Unscramble the mystery
428 Shibuya Scamble feels unlike most other modern games. It is a simple, stripped back, narrative-led experience – which in itself is a rarity on PlayStation 4 – but it is also a game that feels completely out of its time. A big part of that is probably down to the fact that this is a re-release of a 2008 Wii game. 428 sees the player experience a ten-hour period of time through the eyes of five protagonists, as they live out their day in the busy Tokyo district of Shibuya.
Starting at 10:00AM, each portion of the game is presented in hour-long time slots, up until the climax at 8:00PM. Each of the heroes must play through to the end of their hour in order to proceed to the next chapter. A kidnap of the daughter of a wealthy scientist develops into a major world-changing event, rather than simply the simple ransom case it initially appeared to be. You take control of a Police Detective, a reformed Street Punk, the aforementioned famous Scientist, a energetic journalist and a down-on-her-luck marketing mascot – all of who must come together to avert a series of disasters.
The writing is genuinely funny, with a lot of attention having been paid to the localisation
The story starts off simple, but more and more plot twists and strange story developments give you plenty to chew over. The writing is genuinely funny, with a lot of attention having been paid to the localisation – this was in fact a pet project of a new Spike Chunsoft employee, who vowed to get the game translated for the Western market, no matter how old the game had gotten. The characters are all very likeable, and playing through their various trials and tribulations really makes you want them to succeed, and to find out how their story ends.
Gameplay advances using mostly still photographs, scrolling speech and narrative text, as well as some short video sequences. The five playable characters can be switched between on the fly as their storylines all progress simultaneously. Each one-hour block contains a series of decisions for each character, which can either help progress their story, unlock new scenes or outcomes for other characters in their own story, or result in one of many premature “bad end(s)”. For instance, if one character keeps getting harassed by a loan shark during their hour, then it might require another character to cause a distraction earlier in their respective hour, to keep that loan shark out of the picture.

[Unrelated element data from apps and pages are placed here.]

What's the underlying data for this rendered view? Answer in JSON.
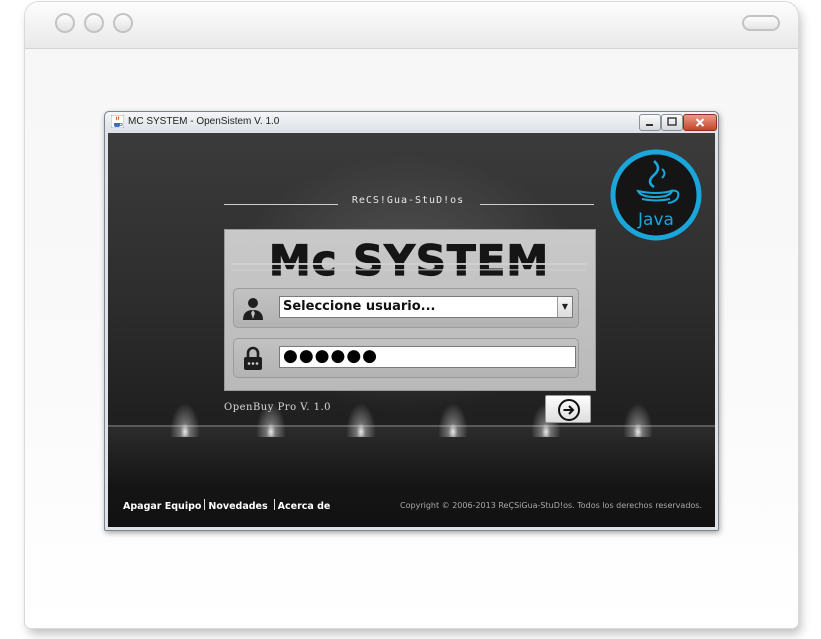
{
  "window": {
    "title": "MC SYSTEM - OpenSistem V. 1.0",
    "java_icon": "java-cup-icon"
  },
  "branding": {
    "studio": "ReCS!Gua-StuD!os",
    "logo_text": "Mc SYSTEM",
    "java_badge": "Java",
    "accent_color": "#19a4d8"
  },
  "login": {
    "user_placeholder": "Seleccione usuario...",
    "password_mask": "●●●●●●",
    "user_icon": "user-icon",
    "lock_icon": "lock-icon",
    "submit_icon": "arrow-right-circle-icon"
  },
  "footer": {
    "version": "OpenBuy Pro V. 1.0",
    "links": [
      "Apagar Equipo",
      "Novedades",
      "Acerca de"
    ],
    "copyright": "Copyright © 2006-2013 ReÇSiGua-StuD!os. Todos los derechos reservados."
  }
}
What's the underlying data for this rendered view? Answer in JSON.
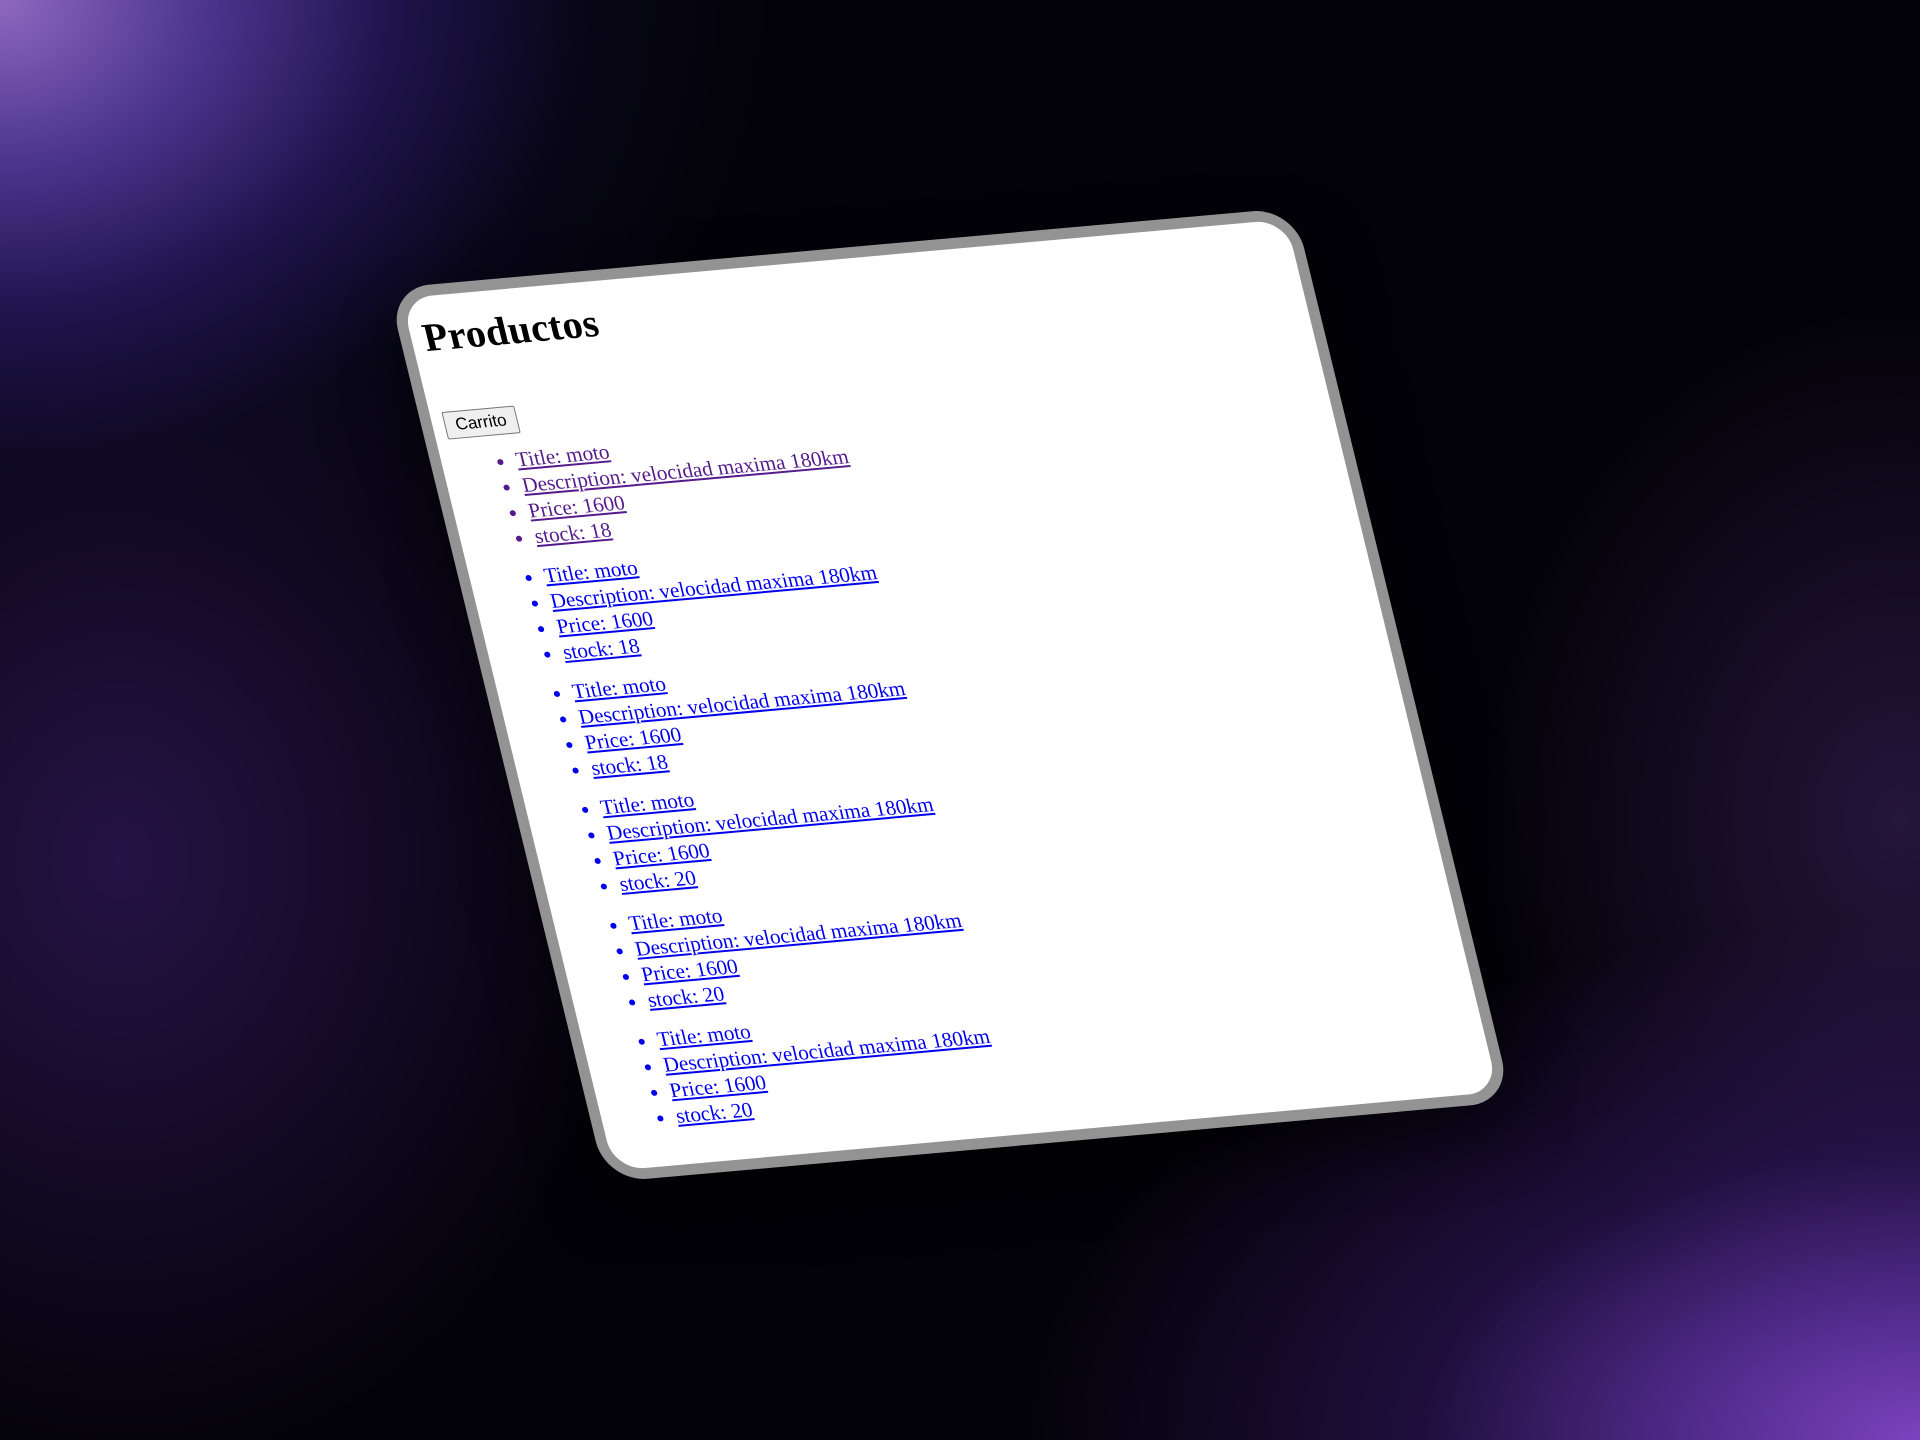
{
  "page": {
    "title": "Productos",
    "cart_button": "Carrito"
  },
  "products": [
    {
      "title": "Title: moto",
      "description": "Description: velocidad maxima 180km",
      "price": "Price: 1600",
      "stock": "stock: 18"
    },
    {
      "title": "Title: moto",
      "description": "Description: velocidad maxima 180km",
      "price": "Price: 1600",
      "stock": "stock: 18"
    },
    {
      "title": "Title: moto",
      "description": "Description: velocidad maxima 180km",
      "price": "Price: 1600",
      "stock": "stock: 18"
    },
    {
      "title": "Title: moto",
      "description": "Description: velocidad maxima 180km",
      "price": "Price: 1600",
      "stock": "stock: 20"
    },
    {
      "title": "Title: moto",
      "description": "Description: velocidad maxima 180km",
      "price": "Price: 1600",
      "stock": "stock: 20"
    },
    {
      "title": "Title: moto",
      "description": "Description: velocidad maxima 180km",
      "price": "Price: 1600",
      "stock": "stock: 20"
    }
  ],
  "colors": {
    "link": "#0000ee",
    "visited_link": "#551a8b",
    "frame": "#939393",
    "background": "#030208"
  }
}
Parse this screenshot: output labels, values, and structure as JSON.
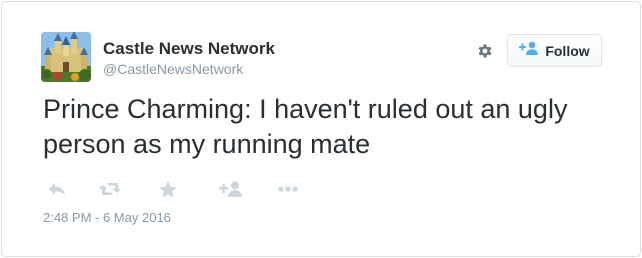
{
  "colors": {
    "text_primary": "#292f33",
    "text_secondary": "#8899a6",
    "icon_gray": "#ccd6dd",
    "accent_blue": "#55acee",
    "card_border": "#d8dfe4"
  },
  "user": {
    "display_name": "Castle News Network",
    "handle": "@CastleNewsNetwork",
    "avatar_icon": "castle-avatar"
  },
  "header": {
    "settings_icon": "gear-icon",
    "follow_label": "Follow",
    "follow_icon": "add-user-icon"
  },
  "tweet": {
    "text": "Prince Charming: I haven't ruled out an ugly person as my running mate",
    "timestamp": "2:48 PM - 6 May 2016"
  },
  "actions": [
    {
      "icon": "reply-icon"
    },
    {
      "icon": "retweet-icon"
    },
    {
      "icon": "like-star-icon"
    },
    {
      "icon": "add-user-icon"
    },
    {
      "icon": "more-icon"
    }
  ]
}
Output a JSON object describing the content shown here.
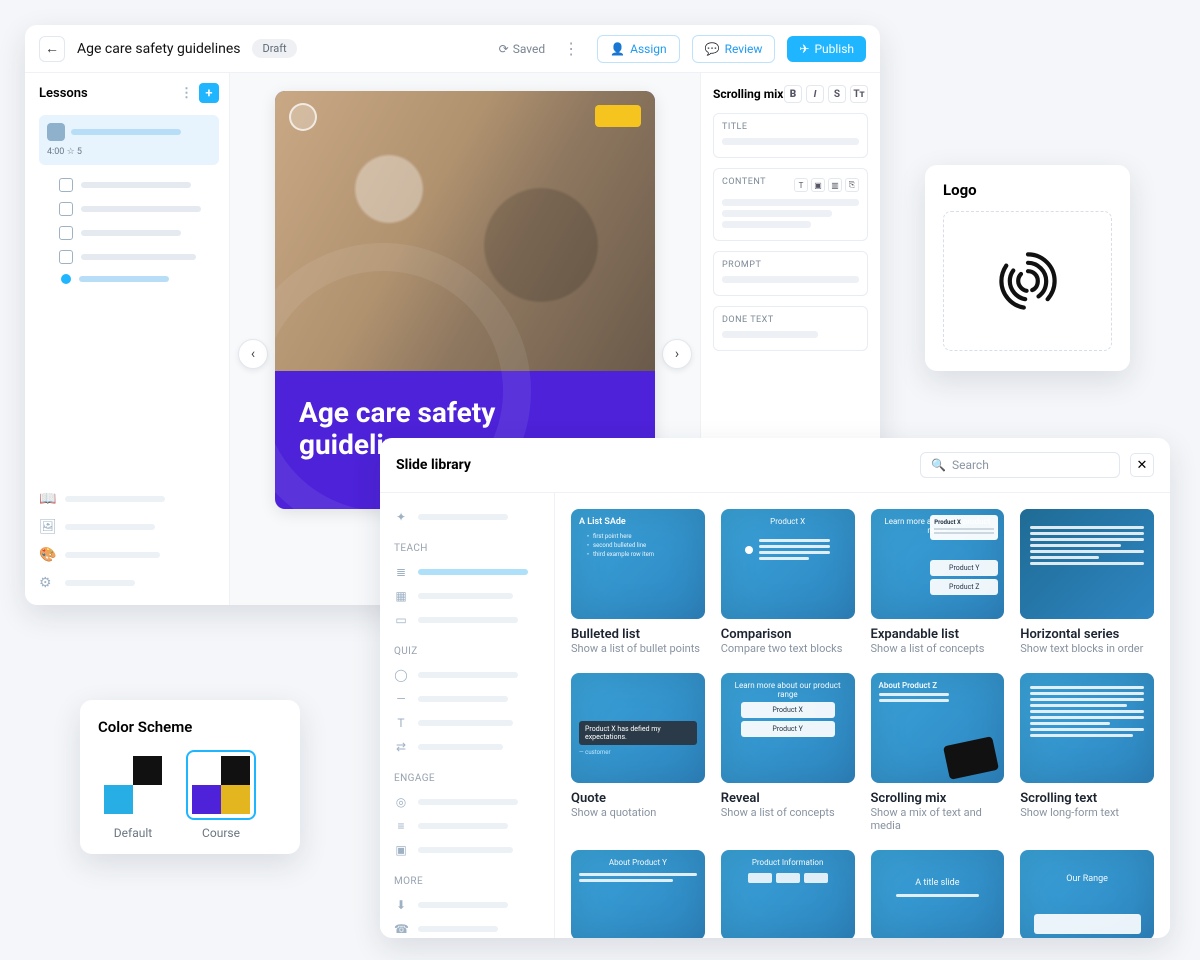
{
  "editor": {
    "title": "Age care safety guidelines",
    "status_pill": "Draft",
    "saved_label": "Saved",
    "buttons": {
      "assign": "Assign",
      "review": "Review",
      "publish": "Publish"
    },
    "lessons_label": "Lessons",
    "lesson_meta": "4:00  ☆ 5",
    "slide_title": "Age care safety guidelines",
    "props": {
      "name": "Scrolling mix",
      "groups": {
        "title": "TITLE",
        "content": "CONTENT",
        "prompt": "PROMPT",
        "done": "DONE TEXT"
      }
    }
  },
  "logo_card": {
    "heading": "Logo"
  },
  "library": {
    "heading": "Slide library",
    "search_placeholder": "Search",
    "sections": {
      "teach": "TEACH",
      "quiz": "QUIZ",
      "engage": "ENGAGE",
      "more": "MORE"
    },
    "templates": [
      {
        "name": "Bulleted list",
        "desc": "Show a list of bullet points",
        "thumb_title": "A List SAde"
      },
      {
        "name": "Comparison",
        "desc": "Compare two text blocks",
        "thumb_title": "Product X"
      },
      {
        "name": "Expandable list",
        "desc": "Show a list of concepts",
        "thumb_title": "Learn more about our product range",
        "items": [
          "Product X",
          "Product Y",
          "Product Z"
        ]
      },
      {
        "name": "Horizontal series",
        "desc": "Show text blocks in order"
      },
      {
        "name": "Quote",
        "desc": "Show a quotation",
        "thumb_quote": "Product X has defied my expectations."
      },
      {
        "name": "Reveal",
        "desc": "Show a list of concepts",
        "thumb_title": "Learn more about our product range",
        "items": [
          "Product X",
          "Product Y"
        ]
      },
      {
        "name": "Scrolling mix",
        "desc": "Show a mix of text and media",
        "thumb_title": "About Product Z"
      },
      {
        "name": "Scrolling text",
        "desc": "Show long-form text"
      },
      {
        "name": "",
        "desc": "",
        "thumb_title": "About Product Y"
      },
      {
        "name": "",
        "desc": "",
        "thumb_title": "Product Information"
      },
      {
        "name": "",
        "desc": "",
        "thumb_title": "A title slide"
      },
      {
        "name": "",
        "desc": "",
        "thumb_title": "Our Range"
      }
    ]
  },
  "scheme": {
    "heading": "Color Scheme",
    "options": [
      {
        "label": "Default",
        "colors": [
          "#ffffff",
          "#111111",
          "#27aee5",
          "#ffffff"
        ]
      },
      {
        "label": "Course",
        "colors": [
          "#ffffff",
          "#111111",
          "#4d22d8",
          "#e3b51f"
        ]
      }
    ]
  }
}
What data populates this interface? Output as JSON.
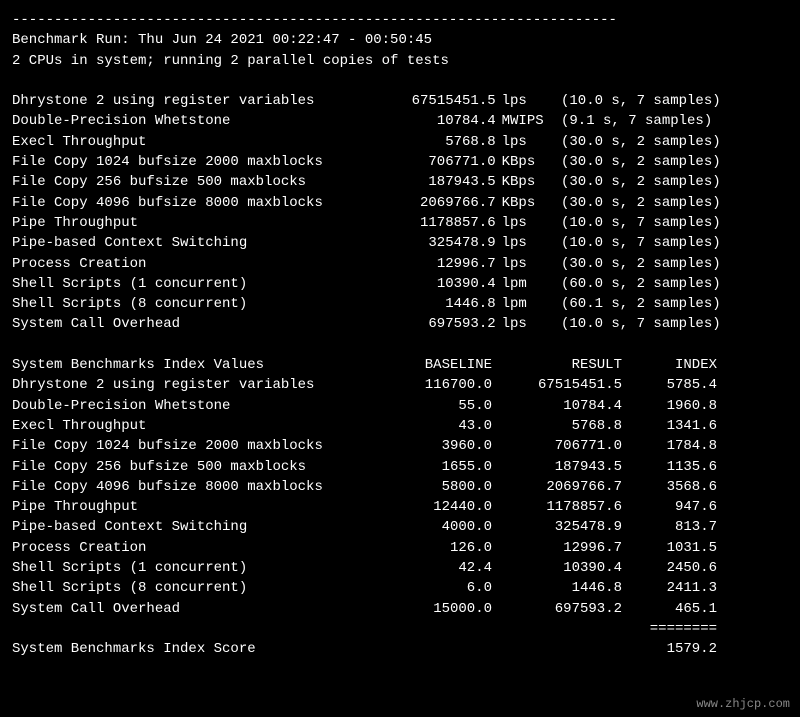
{
  "dashes_top": "------------------------------------------------------------------------",
  "run_line": "Benchmark Run: Thu Jun 24 2021 00:22:47 - 00:50:45",
  "cpu_line": "2 CPUs in system; running 2 parallel copies of tests",
  "raw_tests": [
    {
      "name": "Dhrystone 2 using register variables",
      "value": "67515451.5",
      "unit": "lps",
      "paren": "(10.0 s, 7 samples)"
    },
    {
      "name": "Double-Precision Whetstone",
      "value": "10784.4",
      "unit": "MWIPS",
      "paren": "(9.1 s, 7 samples)"
    },
    {
      "name": "Execl Throughput",
      "value": "5768.8",
      "unit": "lps",
      "paren": "(30.0 s, 2 samples)"
    },
    {
      "name": "File Copy 1024 bufsize 2000 maxblocks",
      "value": "706771.0",
      "unit": "KBps",
      "paren": "(30.0 s, 2 samples)"
    },
    {
      "name": "File Copy 256 bufsize 500 maxblocks",
      "value": "187943.5",
      "unit": "KBps",
      "paren": "(30.0 s, 2 samples)"
    },
    {
      "name": "File Copy 4096 bufsize 8000 maxblocks",
      "value": "2069766.7",
      "unit": "KBps",
      "paren": "(30.0 s, 2 samples)"
    },
    {
      "name": "Pipe Throughput",
      "value": "1178857.6",
      "unit": "lps",
      "paren": "(10.0 s, 7 samples)"
    },
    {
      "name": "Pipe-based Context Switching",
      "value": "325478.9",
      "unit": "lps",
      "paren": "(10.0 s, 7 samples)"
    },
    {
      "name": "Process Creation",
      "value": "12996.7",
      "unit": "lps",
      "paren": "(30.0 s, 2 samples)"
    },
    {
      "name": "Shell Scripts (1 concurrent)",
      "value": "10390.4",
      "unit": "lpm",
      "paren": "(60.0 s, 2 samples)"
    },
    {
      "name": "Shell Scripts (8 concurrent)",
      "value": "1446.8",
      "unit": "lpm",
      "paren": "(60.1 s, 2 samples)"
    },
    {
      "name": "System Call Overhead",
      "value": "697593.2",
      "unit": "lps",
      "paren": "(10.0 s, 7 samples)"
    }
  ],
  "index_header": {
    "name": "System Benchmarks Index Values",
    "baseline": "BASELINE",
    "result": "RESULT",
    "index": "INDEX"
  },
  "index_tests": [
    {
      "name": "Dhrystone 2 using register variables",
      "baseline": "116700.0",
      "result": "67515451.5",
      "index": "5785.4"
    },
    {
      "name": "Double-Precision Whetstone",
      "baseline": "55.0",
      "result": "10784.4",
      "index": "1960.8"
    },
    {
      "name": "Execl Throughput",
      "baseline": "43.0",
      "result": "5768.8",
      "index": "1341.6"
    },
    {
      "name": "File Copy 1024 bufsize 2000 maxblocks",
      "baseline": "3960.0",
      "result": "706771.0",
      "index": "1784.8"
    },
    {
      "name": "File Copy 256 bufsize 500 maxblocks",
      "baseline": "1655.0",
      "result": "187943.5",
      "index": "1135.6"
    },
    {
      "name": "File Copy 4096 bufsize 8000 maxblocks",
      "baseline": "5800.0",
      "result": "2069766.7",
      "index": "3568.6"
    },
    {
      "name": "Pipe Throughput",
      "baseline": "12440.0",
      "result": "1178857.6",
      "index": "947.6"
    },
    {
      "name": "Pipe-based Context Switching",
      "baseline": "4000.0",
      "result": "325478.9",
      "index": "813.7"
    },
    {
      "name": "Process Creation",
      "baseline": "126.0",
      "result": "12996.7",
      "index": "1031.5"
    },
    {
      "name": "Shell Scripts (1 concurrent)",
      "baseline": "42.4",
      "result": "10390.4",
      "index": "2450.6"
    },
    {
      "name": "Shell Scripts (8 concurrent)",
      "baseline": "6.0",
      "result": "1446.8",
      "index": "2411.3"
    },
    {
      "name": "System Call Overhead",
      "baseline": "15000.0",
      "result": "697593.2",
      "index": "465.1"
    }
  ],
  "score_rule": "========",
  "score_label": "System Benchmarks Index Score",
  "score_value": "1579.2",
  "watermark": "www.zhjcp.com"
}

This can all be kept track of by using the Time Chart. This cobweb of events shows the narrative flow for each of the starring Shibuya citizens, and where they have reached roadblocks that need to be overcome or where choices would have branched out. During conversations and the general text of the game, red words can sometimes be found, which then allow the player to “jump” between characters. This is often absolutely necessary in order to get through a previously blocked path, but can be hidden in less-than-obvious places. Players will need to use character jumps at the right time, as well as making the correct decisions, in order to move forward – finding the correct combination is very satisfying.
It is not always clear what action would help with your progress, so the player must make use of clues which can be found within the text of the game, making the right (or wrong) choices based on what you uncover. Some clues can provide insight, whilst others are red herrings or useless fluff. There are extra hints that you can choose to activate if you are feeling stuck, and these will point you more directly in the right direction. Sometimes however, experimentation and trial & error are preferable – partly because sometimes unexpected decisions have surprisingly positive results, but also because there are trophies for receiving all eighty-five different endings on offer in 428 – be they successful or unsuccessful ones!
The story is suitably strange and has some really peculiar twists
The story is suitably strange and has some really peculiar twists – as one would expect from a Japanese thriller. A certain degree of patience is required when playing a game such as 428 – this is by no means a non-stop action rollercoaster. There is A LOT of reading to be done, for only a relatively small percentage of actual interactive elements. This is a more thoughtful and laid-back affair than your general PS4 fare. In that same sensibility, everything is presented in a very simple – albeit clean and stylish – package. Hi-res photos and quirky music (including a selection of songs from real-life Japanese Popstar Aya Kamiki) round out the presentation, but there is nothing next-gen about this title. It should come as no surprise to those who were unaware that this game is over a decade old.